Chuck Klosterman Knows Nothing About Law School

By Michael Baker

One of my favorite writers has really missed the point.  In his New York Times Magazine column, The Ethicist, Chuck Klosterman recently took on a question from a reader regarding the moral culpability of American law schools for courting, enrolling, and profiting off of students for whom they know, in aggregate, that law school is a poor investment.

Klosterman’s response is what you might expect from a person who has never been to law school or held a job in the legal field; he analyzes the issue as though law school were just like any other form of higher education, where the school teaches, and it’s up to the student to learn and become a competitive job applicant.  But that’s just incorrect.

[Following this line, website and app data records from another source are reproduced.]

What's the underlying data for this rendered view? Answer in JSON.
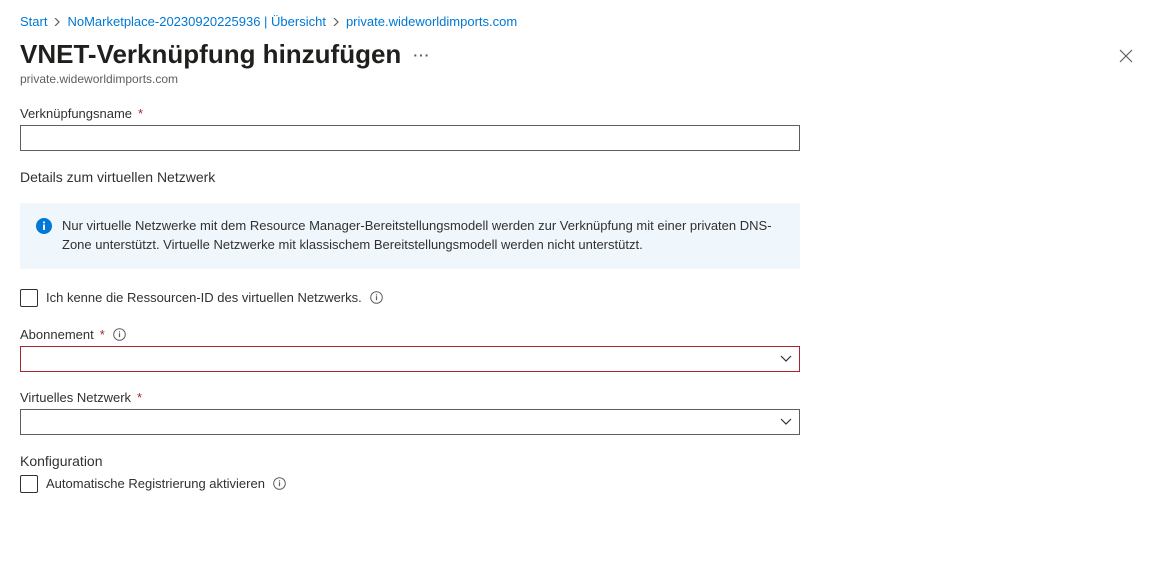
{
  "breadcrumb": {
    "items": [
      {
        "label": "Start"
      },
      {
        "label": "NoMarketplace-20230920225936 | Übersicht"
      },
      {
        "label": "private.wideworldimports.com"
      }
    ]
  },
  "header": {
    "title": "VNET-Verknüpfung hinzufügen",
    "subtitle": "private.wideworldimports.com",
    "ellipsis": "···"
  },
  "form": {
    "link_name_label": "Verknüpfungsname",
    "link_name_value": "",
    "vnet_details_heading": "Details zum virtuellen Netzwerk",
    "info_message": "Nur virtuelle Netzwerke mit dem Resource Manager-Bereitstellungsmodell werden zur Verknüpfung mit einer privaten DNS-Zone unterstützt. Virtuelle Netzwerke mit klassischem Bereitstellungsmodell werden nicht unterstützt.",
    "know_resource_id_label": "Ich kenne die Ressourcen-ID des virtuellen Netzwerks.",
    "subscription_label": "Abonnement",
    "subscription_value": "",
    "vnet_label": "Virtuelles Netzwerk",
    "vnet_value": "",
    "config_heading": "Konfiguration",
    "auto_register_label": "Automatische Registrierung aktivieren"
  },
  "icons": {
    "info_color": "#0078d4",
    "required_color": "#a4262c"
  }
}
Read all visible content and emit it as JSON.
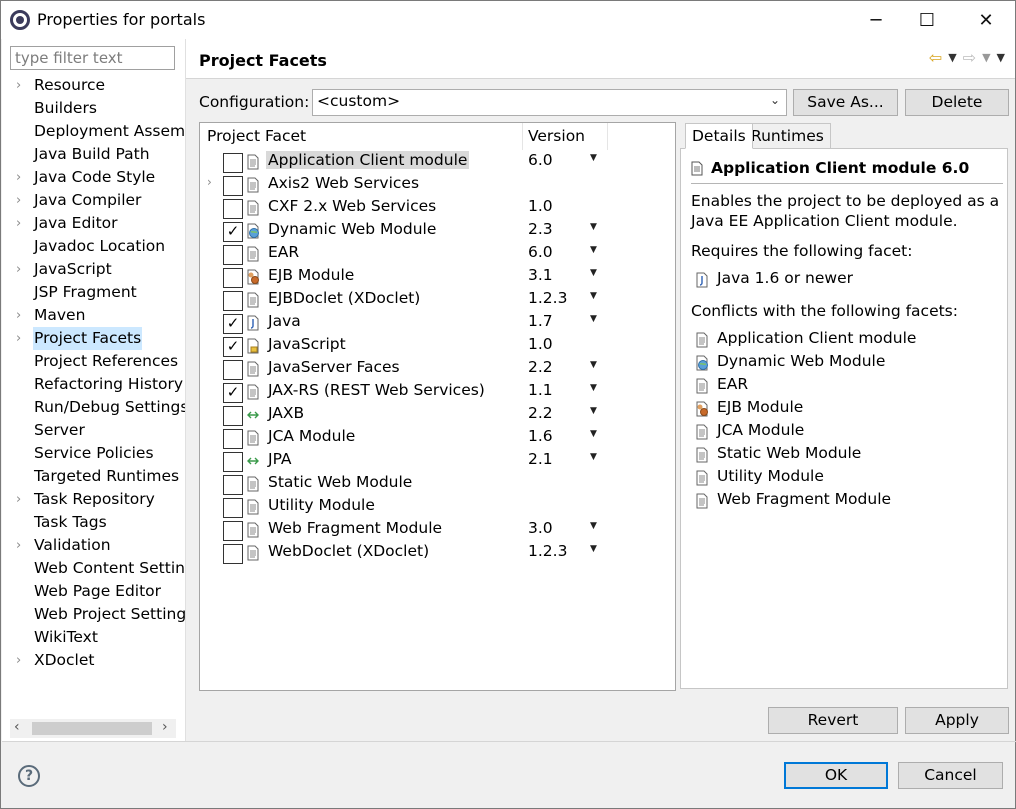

I was going to tear Klosterman to shreds on this one, but Above the Law beat me to it.